** What the exercise asks **
Copy each line of the data below in which the word "battery" can be found.

** Entries from a dataset of interfaces **
######

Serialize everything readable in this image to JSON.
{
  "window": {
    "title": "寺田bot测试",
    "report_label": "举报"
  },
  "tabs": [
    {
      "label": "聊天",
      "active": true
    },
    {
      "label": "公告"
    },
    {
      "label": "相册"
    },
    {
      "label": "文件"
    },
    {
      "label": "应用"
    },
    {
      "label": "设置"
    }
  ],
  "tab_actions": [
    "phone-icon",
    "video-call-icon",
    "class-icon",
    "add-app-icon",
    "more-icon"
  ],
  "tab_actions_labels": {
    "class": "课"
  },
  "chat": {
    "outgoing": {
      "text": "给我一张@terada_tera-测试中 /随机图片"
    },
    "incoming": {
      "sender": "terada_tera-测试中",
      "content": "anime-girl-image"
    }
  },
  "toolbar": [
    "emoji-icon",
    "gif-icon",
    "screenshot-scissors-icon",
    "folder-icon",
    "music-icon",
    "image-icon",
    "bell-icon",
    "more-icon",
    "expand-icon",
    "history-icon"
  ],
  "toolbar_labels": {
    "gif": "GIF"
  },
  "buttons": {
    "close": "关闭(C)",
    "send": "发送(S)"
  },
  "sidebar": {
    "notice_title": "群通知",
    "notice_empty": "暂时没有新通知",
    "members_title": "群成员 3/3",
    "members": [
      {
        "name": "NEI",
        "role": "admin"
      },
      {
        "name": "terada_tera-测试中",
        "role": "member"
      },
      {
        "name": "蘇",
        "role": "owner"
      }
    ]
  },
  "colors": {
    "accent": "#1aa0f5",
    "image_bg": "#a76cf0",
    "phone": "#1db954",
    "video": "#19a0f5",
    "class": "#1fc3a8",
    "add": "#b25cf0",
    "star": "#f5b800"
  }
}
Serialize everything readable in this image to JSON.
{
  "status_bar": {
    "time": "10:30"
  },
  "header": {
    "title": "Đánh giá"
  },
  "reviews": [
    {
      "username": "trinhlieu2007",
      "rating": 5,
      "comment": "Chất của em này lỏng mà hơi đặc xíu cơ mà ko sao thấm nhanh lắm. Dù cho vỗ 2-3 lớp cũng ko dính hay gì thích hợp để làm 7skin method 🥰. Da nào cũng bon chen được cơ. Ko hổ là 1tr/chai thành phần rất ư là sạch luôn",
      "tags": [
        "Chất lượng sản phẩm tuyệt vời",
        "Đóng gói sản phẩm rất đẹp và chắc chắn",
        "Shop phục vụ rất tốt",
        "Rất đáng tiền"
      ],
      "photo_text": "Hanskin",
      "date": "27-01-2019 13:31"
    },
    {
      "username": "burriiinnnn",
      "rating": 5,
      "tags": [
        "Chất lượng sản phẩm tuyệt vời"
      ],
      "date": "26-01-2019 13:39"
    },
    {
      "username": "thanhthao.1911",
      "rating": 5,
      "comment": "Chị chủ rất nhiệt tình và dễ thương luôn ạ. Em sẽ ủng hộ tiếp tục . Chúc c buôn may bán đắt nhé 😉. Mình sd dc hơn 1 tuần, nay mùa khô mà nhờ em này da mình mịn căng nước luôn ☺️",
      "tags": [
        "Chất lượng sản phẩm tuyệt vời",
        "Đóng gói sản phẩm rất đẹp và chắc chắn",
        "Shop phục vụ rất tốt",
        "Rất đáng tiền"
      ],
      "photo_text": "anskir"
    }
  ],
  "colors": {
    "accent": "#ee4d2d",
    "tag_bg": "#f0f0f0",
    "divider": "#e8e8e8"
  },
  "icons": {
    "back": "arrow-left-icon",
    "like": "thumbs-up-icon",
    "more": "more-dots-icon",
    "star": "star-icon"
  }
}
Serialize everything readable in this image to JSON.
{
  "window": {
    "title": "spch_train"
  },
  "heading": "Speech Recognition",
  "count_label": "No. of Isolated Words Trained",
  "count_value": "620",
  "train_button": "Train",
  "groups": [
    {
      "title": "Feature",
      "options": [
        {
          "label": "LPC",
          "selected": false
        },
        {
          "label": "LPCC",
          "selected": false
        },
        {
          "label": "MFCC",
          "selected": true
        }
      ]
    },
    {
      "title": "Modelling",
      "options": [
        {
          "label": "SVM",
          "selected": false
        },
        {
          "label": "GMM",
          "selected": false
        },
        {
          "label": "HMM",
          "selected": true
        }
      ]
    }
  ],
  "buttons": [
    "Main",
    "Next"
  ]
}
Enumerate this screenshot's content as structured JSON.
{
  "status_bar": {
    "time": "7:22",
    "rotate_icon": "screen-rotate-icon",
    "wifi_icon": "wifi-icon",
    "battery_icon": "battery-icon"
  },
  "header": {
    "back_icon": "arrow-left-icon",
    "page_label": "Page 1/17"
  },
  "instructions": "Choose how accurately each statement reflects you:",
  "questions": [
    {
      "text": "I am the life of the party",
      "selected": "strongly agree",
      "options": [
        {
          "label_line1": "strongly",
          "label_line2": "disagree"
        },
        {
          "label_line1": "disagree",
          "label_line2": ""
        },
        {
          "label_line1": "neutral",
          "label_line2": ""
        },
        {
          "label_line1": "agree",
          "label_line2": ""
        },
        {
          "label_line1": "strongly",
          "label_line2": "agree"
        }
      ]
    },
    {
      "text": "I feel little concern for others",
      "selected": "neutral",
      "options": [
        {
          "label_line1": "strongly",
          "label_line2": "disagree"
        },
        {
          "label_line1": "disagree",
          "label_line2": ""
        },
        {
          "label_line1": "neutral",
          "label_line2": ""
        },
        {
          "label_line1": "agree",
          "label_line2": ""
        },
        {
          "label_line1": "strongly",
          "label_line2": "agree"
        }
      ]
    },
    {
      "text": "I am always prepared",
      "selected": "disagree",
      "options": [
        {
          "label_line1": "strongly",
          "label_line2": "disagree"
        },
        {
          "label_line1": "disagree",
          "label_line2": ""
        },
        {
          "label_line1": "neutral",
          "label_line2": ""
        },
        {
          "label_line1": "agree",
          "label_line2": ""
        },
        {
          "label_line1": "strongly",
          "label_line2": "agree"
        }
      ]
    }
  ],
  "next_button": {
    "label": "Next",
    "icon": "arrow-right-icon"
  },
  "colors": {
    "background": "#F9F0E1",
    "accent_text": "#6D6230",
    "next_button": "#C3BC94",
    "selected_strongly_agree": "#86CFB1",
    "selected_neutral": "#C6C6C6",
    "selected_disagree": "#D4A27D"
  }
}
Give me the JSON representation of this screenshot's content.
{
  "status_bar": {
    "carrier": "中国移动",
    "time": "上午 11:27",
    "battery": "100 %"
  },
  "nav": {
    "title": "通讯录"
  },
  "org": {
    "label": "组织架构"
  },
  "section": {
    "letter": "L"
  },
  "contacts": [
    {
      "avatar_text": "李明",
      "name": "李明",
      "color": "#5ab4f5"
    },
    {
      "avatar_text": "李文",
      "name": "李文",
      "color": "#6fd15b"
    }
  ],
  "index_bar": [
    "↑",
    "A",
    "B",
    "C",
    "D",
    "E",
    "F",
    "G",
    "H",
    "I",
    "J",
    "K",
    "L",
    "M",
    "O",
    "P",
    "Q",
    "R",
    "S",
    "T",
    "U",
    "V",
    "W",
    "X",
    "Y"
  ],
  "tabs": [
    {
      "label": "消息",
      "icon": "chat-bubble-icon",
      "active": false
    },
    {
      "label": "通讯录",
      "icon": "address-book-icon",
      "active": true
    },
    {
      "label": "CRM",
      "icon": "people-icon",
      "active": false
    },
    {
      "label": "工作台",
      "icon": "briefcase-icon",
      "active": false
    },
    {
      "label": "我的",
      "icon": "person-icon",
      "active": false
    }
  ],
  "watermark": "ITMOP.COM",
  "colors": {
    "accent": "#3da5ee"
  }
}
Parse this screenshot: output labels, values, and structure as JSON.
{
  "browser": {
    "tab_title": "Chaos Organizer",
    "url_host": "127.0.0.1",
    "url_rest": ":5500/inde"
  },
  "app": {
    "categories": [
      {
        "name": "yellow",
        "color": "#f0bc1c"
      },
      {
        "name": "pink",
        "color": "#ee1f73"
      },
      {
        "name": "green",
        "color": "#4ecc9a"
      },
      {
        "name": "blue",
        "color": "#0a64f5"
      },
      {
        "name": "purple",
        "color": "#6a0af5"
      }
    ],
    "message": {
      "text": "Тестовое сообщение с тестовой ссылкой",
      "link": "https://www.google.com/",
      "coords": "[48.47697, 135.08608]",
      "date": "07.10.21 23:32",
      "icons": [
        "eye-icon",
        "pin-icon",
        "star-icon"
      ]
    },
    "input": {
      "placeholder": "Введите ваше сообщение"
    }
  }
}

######

** Answer box **
    "battery_icon": "battery-icon"
    "battery": "100 %"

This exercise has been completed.